In truth, I freely recommend “Introduction to the Devout Life” to many penitents as I believe that this book can easily be read and understood by most every soul who is formed in the basic catechetics of the faith. This book can serve as a quasi “spiritual director” for those who regularly frequent confession – as they will be able to ask their confessor for advice regarding the application of certain passages to their own lives.
Priestly ministry: Spiritual direction
St. Francis de Sales began to write the “Introduction” as a spiritual resource for those who had been entrusted to him in spiritual direction. Throughout the work, he addresses himself to a certain “Philothea” which is name meaning “Lover of God” and is meant to include any and every Christian soul.

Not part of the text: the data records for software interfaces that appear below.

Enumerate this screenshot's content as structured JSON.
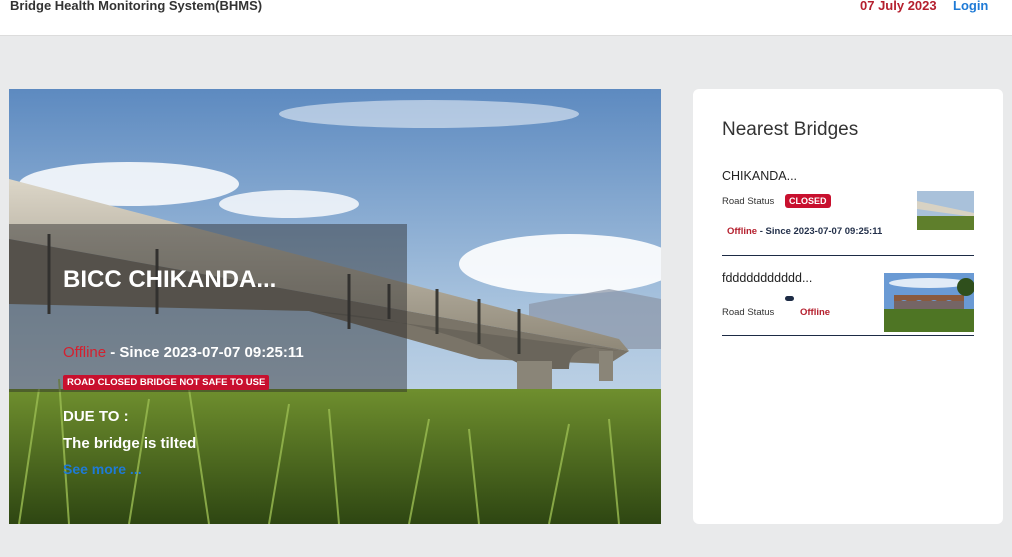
{
  "header": {
    "app_title": "Bridge Health Monitoring System(BHMS)",
    "date": "07 July 2023",
    "login_label": "Login"
  },
  "hero": {
    "bridge_name": "BICC CHIKANDA...",
    "status": "Offline",
    "since_text": " - Since 2023-07-07 09:25:11",
    "closed_banner": "ROAD CLOSED BRIDGE NOT SAFE TO USE",
    "due_label": "DUE TO :",
    "due_reason": "The bridge is tilted",
    "see_more": "See more ..."
  },
  "nearest": {
    "title": "Nearest Bridges",
    "items": [
      {
        "name": "CHIKANDA...",
        "road_status_label": "Road Status",
        "badge": "CLOSED",
        "status": "Offline",
        "since_text": " - Since 2023-07-07 09:25:11"
      },
      {
        "name": "fddddddddddd...",
        "road_status_label": "Road Status",
        "status": "Offline"
      }
    ]
  },
  "colors": {
    "accent_red": "#c8102e",
    "link_blue": "#1e7ad6",
    "navy": "#1d2b45"
  }
}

While the original “Philothea” for whom “Introduction” was begun was a certain Madame de Charmoisy, St. Francis’ most well known spiritual daughter is St. Jane Frances de Chantal. Among the many others, we might add that he also served as the spiritual father of his own very dear little sister, Jeanne.
In his own preface to the work [here], the Bishop of Geneva insists that every pastor (specifically, every Bishop) is obligated to take time and energy for the direction of individual souls. I have presented this in an earlier post [here] – without repeating the argument, I will simply mention that St. Francis has led me to be far more open to the direction of individual souls than I would have previously been.
On another level, I almost always will use “Introduction” within the context of direction as a major point of spiritual reading– usually extending two or three months of study (and I am very happy to take even more time). Discussion of “Introduction” is then the basis for at least some portion of each direction meeting. This is one of those books which ought nearly to be memorized, and I know of some who know the spiritual classic in the greatest detail.
“Introduction to the Devout Life” is a truly great book. Learning to love this work will confirm the soul in love of devotion.
If you have not yet read the classic of St. Francis de Sales with great care and attention – moreover, if you have not yet learnt to truly love this work – I would encourage you to set aside everything and anything else you are currently reading (with the exception of Sacred Scripture) and pick up this book. Read it slowly, for a book so rich deserves careful and extended consideration – no rush-job will suffice.
If you already love the “Introduction”, blessed are you indeed! Thank God for having brought you to this classic. Read it often. The Lord has given you a great grace. Thank him fervently for this blessing, and also remember often to be grateful for whomever it was that first taught you to love St. Francis de Sales.
St. Francis de Sales, Pray for us!